Design question.

Dave Angel davea at
Tue Jul 21 02:47:56 CEST 2009
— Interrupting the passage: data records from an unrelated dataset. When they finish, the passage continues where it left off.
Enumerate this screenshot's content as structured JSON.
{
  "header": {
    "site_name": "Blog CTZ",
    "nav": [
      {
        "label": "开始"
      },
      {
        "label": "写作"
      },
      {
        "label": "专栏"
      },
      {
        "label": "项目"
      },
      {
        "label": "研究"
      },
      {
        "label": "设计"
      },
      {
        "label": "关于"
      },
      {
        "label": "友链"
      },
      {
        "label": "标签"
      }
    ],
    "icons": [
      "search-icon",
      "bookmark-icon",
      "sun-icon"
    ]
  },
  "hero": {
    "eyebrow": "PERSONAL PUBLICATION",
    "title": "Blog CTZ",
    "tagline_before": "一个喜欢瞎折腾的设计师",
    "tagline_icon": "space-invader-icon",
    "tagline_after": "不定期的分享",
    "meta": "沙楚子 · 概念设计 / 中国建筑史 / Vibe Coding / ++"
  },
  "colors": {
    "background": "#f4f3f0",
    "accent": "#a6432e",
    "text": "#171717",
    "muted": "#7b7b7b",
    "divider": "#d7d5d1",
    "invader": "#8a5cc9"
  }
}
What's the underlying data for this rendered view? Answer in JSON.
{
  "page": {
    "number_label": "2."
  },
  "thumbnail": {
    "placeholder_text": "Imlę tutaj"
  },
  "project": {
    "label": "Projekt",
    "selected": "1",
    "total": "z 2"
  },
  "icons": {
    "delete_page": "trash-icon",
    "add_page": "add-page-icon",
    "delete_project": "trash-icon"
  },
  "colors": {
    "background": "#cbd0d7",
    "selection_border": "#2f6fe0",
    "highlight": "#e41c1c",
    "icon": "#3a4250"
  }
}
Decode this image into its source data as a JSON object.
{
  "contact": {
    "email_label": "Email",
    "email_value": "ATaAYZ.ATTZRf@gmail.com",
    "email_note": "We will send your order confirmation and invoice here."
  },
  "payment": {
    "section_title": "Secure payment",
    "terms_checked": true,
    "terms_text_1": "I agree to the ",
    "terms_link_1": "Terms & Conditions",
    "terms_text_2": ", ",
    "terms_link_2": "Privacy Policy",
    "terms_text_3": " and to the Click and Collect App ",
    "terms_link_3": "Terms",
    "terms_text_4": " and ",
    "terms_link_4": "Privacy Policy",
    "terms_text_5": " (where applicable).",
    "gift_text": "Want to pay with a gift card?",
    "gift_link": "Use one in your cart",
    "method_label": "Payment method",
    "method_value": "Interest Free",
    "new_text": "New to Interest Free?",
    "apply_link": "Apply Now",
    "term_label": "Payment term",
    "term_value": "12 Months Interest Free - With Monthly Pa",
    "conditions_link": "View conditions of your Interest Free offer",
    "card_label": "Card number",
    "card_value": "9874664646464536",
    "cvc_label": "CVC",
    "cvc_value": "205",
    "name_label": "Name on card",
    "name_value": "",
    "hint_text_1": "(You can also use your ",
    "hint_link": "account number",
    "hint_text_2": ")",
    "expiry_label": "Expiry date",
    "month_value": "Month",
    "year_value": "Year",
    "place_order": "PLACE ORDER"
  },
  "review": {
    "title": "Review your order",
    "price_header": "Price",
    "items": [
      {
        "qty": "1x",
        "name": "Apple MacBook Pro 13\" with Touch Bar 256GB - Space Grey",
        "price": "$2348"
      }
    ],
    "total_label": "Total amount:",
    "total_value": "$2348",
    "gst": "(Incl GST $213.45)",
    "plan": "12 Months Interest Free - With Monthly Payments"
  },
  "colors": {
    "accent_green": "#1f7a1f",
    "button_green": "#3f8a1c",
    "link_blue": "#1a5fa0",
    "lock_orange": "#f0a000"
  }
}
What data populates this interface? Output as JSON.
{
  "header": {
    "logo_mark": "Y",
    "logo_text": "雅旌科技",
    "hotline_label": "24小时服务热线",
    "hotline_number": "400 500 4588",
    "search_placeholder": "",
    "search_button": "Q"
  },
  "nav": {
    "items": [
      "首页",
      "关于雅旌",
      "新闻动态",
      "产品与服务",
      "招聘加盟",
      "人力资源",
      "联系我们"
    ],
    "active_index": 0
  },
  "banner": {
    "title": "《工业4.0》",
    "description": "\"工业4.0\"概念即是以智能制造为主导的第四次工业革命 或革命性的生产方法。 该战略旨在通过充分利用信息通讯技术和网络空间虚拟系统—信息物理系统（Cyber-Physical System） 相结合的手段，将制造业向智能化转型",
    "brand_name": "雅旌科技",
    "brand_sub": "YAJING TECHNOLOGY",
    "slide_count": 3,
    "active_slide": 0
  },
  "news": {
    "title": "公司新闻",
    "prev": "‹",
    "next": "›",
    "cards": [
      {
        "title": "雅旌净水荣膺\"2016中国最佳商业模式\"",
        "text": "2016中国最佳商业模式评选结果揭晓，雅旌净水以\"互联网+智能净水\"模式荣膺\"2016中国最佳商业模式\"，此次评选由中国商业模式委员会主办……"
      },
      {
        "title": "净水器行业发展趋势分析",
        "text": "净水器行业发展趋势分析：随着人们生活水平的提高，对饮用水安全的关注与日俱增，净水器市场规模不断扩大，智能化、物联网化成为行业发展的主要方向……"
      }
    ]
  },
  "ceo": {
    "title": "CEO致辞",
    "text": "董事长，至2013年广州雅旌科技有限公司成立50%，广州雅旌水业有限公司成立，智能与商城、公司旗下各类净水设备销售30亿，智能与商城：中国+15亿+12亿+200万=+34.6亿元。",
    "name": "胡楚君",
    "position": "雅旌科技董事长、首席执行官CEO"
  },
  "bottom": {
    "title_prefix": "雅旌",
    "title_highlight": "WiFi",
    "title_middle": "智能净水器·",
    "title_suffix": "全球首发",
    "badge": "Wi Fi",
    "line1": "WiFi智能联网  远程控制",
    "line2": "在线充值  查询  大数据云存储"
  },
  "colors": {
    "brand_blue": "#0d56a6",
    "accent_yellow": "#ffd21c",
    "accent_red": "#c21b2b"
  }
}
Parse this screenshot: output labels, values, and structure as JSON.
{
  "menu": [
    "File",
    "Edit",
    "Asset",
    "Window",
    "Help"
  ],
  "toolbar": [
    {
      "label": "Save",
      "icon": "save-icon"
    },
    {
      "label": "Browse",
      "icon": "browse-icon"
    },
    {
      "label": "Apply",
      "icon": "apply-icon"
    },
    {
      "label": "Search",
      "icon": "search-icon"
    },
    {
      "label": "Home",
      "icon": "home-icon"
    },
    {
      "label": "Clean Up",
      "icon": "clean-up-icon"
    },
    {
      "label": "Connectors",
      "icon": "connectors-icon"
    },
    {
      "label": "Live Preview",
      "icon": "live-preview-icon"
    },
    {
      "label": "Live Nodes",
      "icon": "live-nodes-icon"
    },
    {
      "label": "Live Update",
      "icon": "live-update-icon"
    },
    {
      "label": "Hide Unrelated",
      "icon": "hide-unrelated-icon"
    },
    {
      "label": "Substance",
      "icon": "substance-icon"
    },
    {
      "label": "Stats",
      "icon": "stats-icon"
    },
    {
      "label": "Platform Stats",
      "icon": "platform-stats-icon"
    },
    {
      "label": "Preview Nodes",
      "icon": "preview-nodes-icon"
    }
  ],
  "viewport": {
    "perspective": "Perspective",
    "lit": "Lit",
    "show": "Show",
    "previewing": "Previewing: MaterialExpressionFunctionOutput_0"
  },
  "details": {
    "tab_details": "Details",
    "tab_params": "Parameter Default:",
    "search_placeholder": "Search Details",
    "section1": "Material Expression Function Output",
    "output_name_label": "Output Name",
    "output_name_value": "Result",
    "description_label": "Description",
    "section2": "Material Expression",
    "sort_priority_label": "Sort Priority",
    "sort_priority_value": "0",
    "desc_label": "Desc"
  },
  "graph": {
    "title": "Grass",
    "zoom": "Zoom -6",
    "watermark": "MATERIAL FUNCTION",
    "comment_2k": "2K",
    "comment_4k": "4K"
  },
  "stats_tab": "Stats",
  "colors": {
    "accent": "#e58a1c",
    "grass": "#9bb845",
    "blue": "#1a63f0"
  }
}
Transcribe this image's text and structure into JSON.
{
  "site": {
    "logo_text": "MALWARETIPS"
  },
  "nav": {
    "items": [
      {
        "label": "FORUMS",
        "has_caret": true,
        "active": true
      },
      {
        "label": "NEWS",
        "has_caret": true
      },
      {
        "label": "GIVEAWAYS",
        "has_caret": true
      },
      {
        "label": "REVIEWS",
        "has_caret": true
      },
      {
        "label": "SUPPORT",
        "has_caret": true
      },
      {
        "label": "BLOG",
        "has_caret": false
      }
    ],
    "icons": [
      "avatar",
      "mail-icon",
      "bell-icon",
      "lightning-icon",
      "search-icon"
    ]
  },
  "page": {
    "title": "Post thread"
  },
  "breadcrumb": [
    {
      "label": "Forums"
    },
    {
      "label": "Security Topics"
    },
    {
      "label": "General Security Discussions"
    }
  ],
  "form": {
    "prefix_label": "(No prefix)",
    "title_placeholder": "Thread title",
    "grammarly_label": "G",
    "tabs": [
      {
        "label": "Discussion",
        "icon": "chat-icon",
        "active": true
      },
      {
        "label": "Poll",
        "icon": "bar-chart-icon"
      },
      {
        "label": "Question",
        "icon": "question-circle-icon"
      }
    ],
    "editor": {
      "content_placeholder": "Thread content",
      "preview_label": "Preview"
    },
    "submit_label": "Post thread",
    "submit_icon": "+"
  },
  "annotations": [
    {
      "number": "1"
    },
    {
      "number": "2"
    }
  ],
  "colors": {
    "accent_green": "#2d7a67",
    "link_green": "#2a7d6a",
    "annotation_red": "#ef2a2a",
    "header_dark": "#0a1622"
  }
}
Lacrima wrote:
> On Jul 20, 4:05 pm, Jean-Michel Pichavant <jeanmic... at>
> wrote:
>> Lacrima wrote:
>>> Hello!
>>> I am newbie in python and I have really simple question, but I need
>>> your advice to know how to do best.
>>> I need to store a number of dictionaries in certain place. I've
>>> decided to store them in a separate module.
>>> Like this:
>>> -----------------------
>>> dict1 =....}
>>> dict2 =....}
>>> dict3 =....}
>>> Then, when I need any dictionary, I can access it:
>>> import dicts
>>> dicts.dict1
>> <snip>
> Hi, Jean-Michel!
> Thanks for your answer.
> I am not going to have names like and dict1,dict2. That was
> just example. I wanted to know if it is correct to have dictionaries
> on a module level. Now I know that this is correct. I want to collect
> in one module a number of dictionaries, every of which describes a
> separate web service. And my function in another module will import
> required dictionary, depending on what web service should be used.
> Thanks again for the help.
> With regards,
> Max.
> (sorry if my English isn't very proper)
It makes a lot of sense to store several dictionaries in a module, if 
they describe parallel things, or alternate ways of accessing something 
(like web services).

However, you might want to consider how they'll be accessed.  If another 
module is going to "import required dictionary," then you have some 
means of selection.  Perhaps that selection should be in the same 
module, or at least the data structure to select it should be in the 
same module.

Let's say you have four choices right now.  And you add a fifth later.  
Do you want to have to edit both the "function in the other module" as 
well as this module?

This is similar to a feature that some programs have, "plug-ins."   
There a customer can add an additional runtime just by dropping a new 
.py file in the appropriate directory, and the program will find it and 
add it to its "list of features."

So I'm just suggesting you figure out how the program might evolve, and 
set up the data so changes may be localized, if practical.  This turns 
out usually to be parallel to the notion of naming things and grouping 
them by similarity of functionality.


More information about the Python-list mailing list